Dataset rows for apps and sites
* * * *

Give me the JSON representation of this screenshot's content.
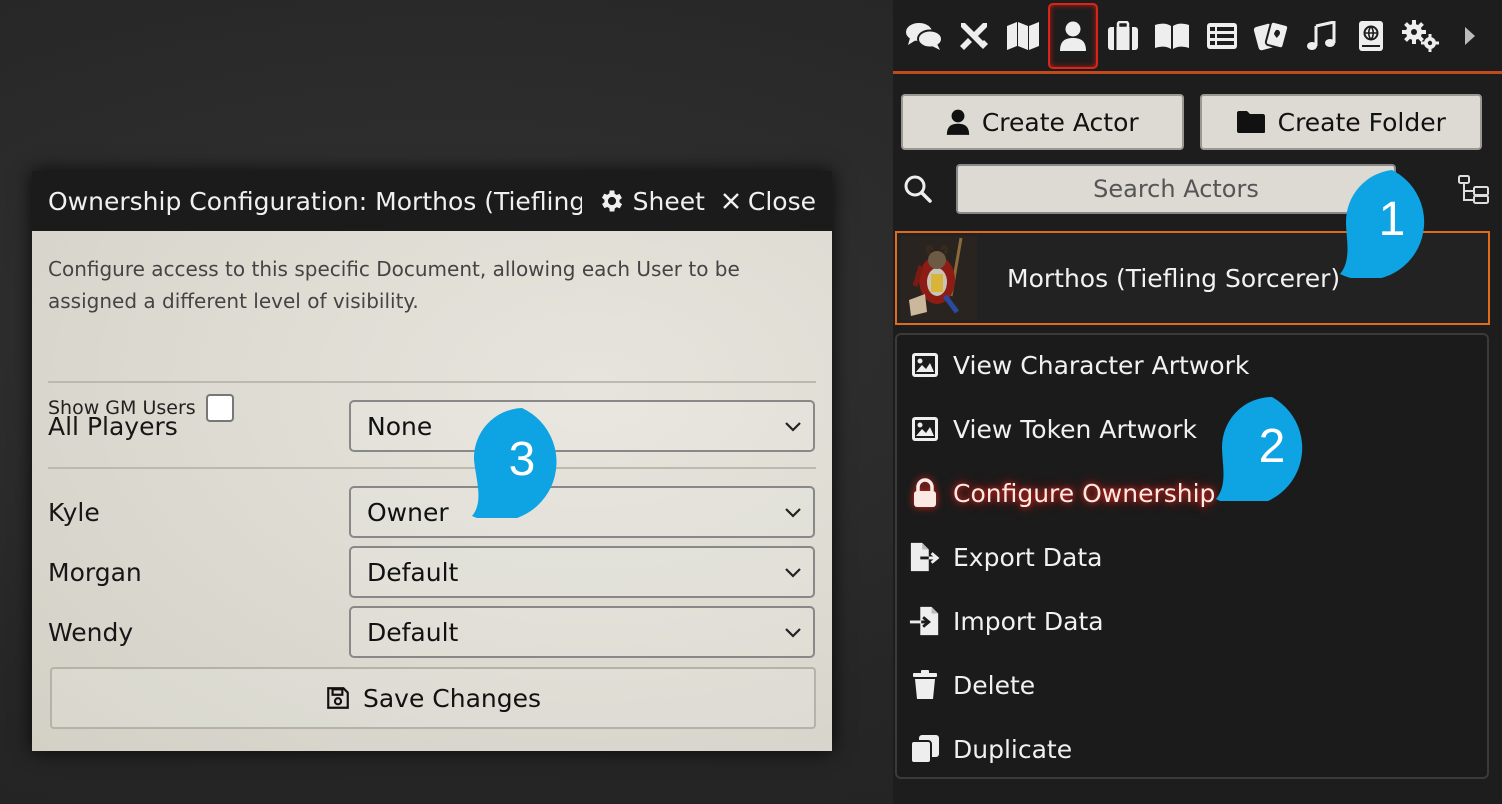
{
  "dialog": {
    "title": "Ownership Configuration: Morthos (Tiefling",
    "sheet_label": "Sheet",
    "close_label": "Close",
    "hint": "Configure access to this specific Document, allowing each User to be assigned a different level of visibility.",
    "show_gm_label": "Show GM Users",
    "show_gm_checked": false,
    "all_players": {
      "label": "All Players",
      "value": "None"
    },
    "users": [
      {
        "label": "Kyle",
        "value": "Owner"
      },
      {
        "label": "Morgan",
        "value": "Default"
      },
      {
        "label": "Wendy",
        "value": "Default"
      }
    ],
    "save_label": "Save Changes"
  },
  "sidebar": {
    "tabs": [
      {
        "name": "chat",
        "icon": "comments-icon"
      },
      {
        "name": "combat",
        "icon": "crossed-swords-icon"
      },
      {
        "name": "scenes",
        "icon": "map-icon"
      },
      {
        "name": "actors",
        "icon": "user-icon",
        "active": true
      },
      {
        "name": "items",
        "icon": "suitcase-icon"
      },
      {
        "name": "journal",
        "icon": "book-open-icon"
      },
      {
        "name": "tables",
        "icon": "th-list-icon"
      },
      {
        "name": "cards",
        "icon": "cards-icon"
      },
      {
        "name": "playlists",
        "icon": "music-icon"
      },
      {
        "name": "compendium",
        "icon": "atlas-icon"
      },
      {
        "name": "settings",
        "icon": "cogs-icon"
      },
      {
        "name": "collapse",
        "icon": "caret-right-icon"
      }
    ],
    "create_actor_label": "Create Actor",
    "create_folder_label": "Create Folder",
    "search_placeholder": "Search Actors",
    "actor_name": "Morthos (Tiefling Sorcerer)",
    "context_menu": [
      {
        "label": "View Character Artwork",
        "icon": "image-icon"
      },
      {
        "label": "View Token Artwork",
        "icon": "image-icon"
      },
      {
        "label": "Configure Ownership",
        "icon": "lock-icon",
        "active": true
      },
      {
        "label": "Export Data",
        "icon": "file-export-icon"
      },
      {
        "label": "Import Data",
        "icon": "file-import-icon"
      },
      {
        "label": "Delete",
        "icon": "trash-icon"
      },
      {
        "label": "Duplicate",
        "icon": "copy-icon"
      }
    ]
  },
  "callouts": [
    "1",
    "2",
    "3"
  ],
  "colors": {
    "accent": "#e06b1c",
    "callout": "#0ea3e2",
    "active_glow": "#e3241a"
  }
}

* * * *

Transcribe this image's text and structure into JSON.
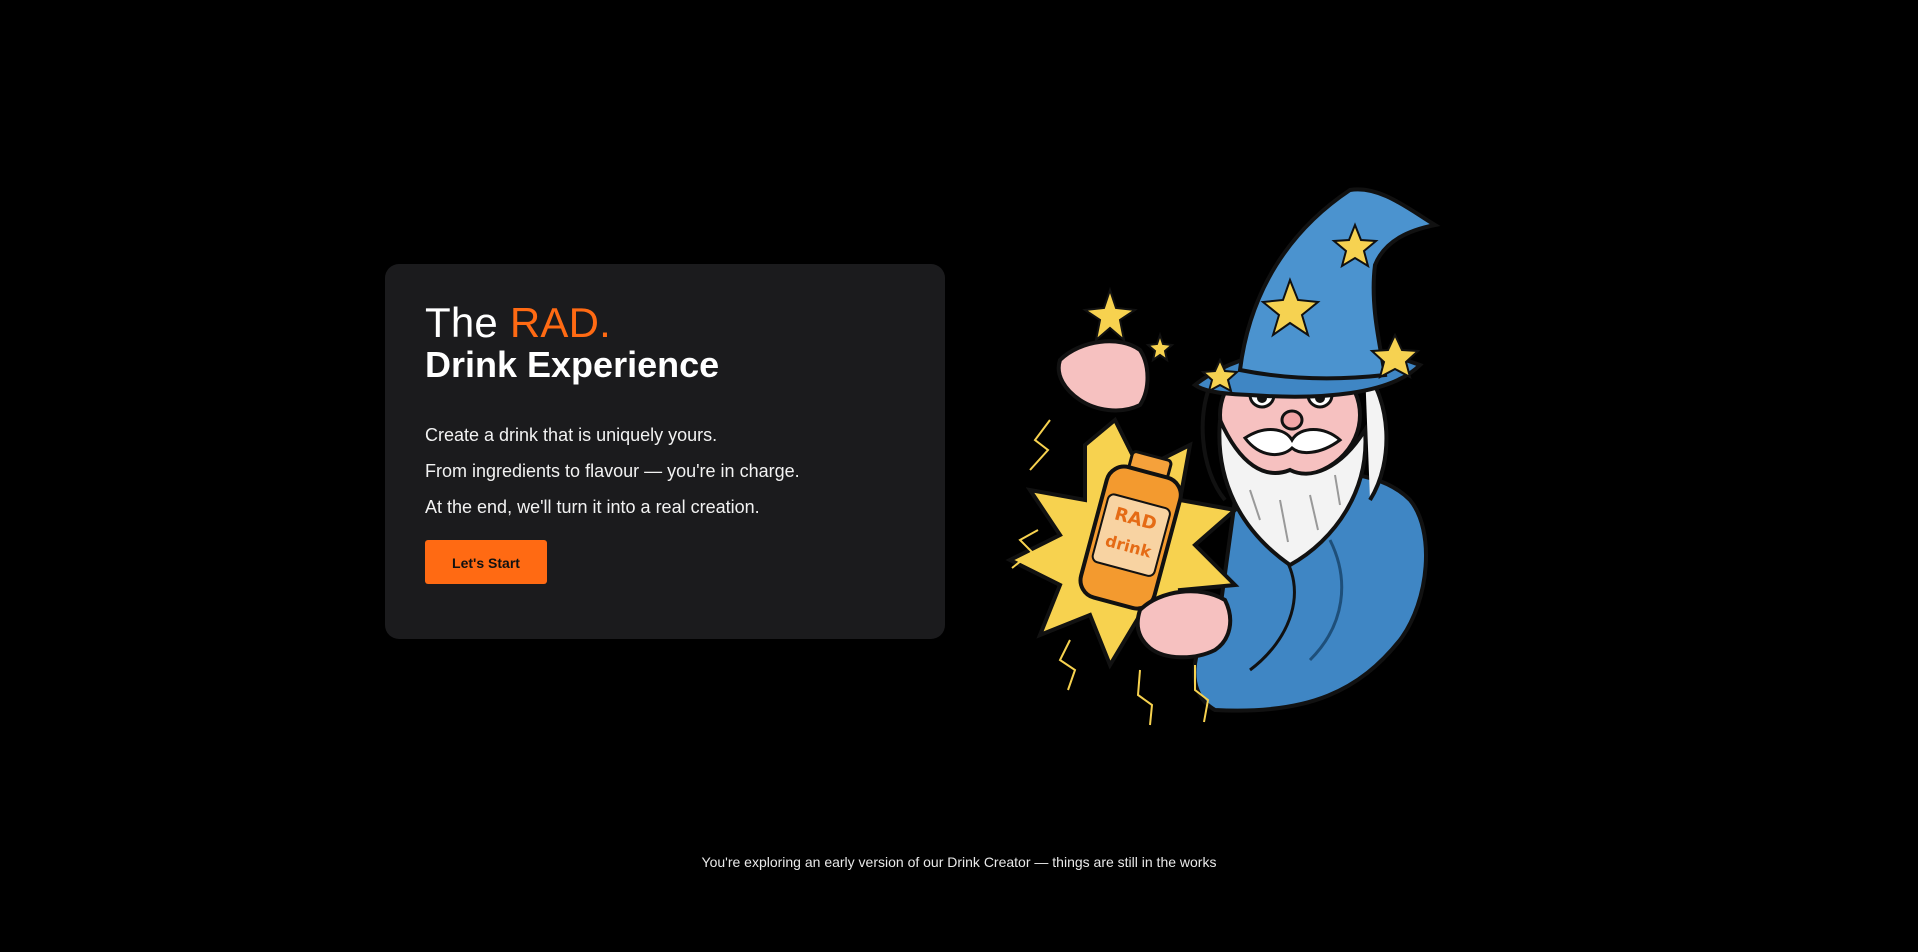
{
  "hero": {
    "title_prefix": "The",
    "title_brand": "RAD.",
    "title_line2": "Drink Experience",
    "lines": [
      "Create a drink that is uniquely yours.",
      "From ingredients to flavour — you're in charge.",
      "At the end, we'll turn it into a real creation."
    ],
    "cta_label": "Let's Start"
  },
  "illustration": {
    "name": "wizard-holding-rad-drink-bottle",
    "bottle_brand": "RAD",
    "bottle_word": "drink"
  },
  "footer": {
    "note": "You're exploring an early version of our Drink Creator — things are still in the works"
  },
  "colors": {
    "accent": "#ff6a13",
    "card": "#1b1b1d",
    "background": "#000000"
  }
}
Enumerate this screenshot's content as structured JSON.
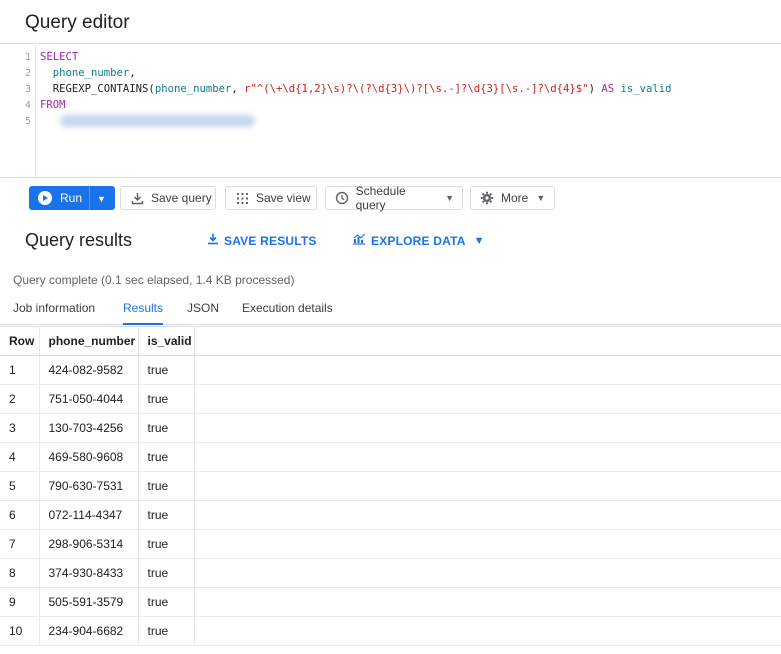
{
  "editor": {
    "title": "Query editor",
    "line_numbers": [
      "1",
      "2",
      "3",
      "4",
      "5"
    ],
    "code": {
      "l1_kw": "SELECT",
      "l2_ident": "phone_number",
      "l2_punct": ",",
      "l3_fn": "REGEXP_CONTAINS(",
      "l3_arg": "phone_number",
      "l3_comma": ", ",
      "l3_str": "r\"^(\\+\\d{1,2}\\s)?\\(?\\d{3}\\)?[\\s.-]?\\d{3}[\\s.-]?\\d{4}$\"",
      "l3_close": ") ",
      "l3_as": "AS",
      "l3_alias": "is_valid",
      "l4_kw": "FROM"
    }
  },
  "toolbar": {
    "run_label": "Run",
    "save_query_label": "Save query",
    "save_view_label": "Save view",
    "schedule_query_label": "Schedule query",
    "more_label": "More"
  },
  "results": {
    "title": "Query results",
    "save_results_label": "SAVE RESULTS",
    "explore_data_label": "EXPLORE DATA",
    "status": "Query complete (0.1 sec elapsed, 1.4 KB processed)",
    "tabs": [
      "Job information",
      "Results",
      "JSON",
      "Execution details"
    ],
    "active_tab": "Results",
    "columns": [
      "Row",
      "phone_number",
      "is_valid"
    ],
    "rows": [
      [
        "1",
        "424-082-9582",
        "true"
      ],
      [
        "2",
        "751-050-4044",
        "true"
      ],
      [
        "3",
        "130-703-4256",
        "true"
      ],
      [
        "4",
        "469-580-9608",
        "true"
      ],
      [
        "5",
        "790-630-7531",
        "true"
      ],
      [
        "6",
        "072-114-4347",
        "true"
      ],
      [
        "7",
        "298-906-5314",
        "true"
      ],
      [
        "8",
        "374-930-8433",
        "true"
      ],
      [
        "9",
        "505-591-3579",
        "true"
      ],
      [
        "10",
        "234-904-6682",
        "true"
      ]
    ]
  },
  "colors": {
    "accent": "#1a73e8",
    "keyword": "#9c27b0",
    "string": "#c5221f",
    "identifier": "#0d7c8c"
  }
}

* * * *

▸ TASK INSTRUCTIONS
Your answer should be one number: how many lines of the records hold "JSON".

▸ OUTPUT
4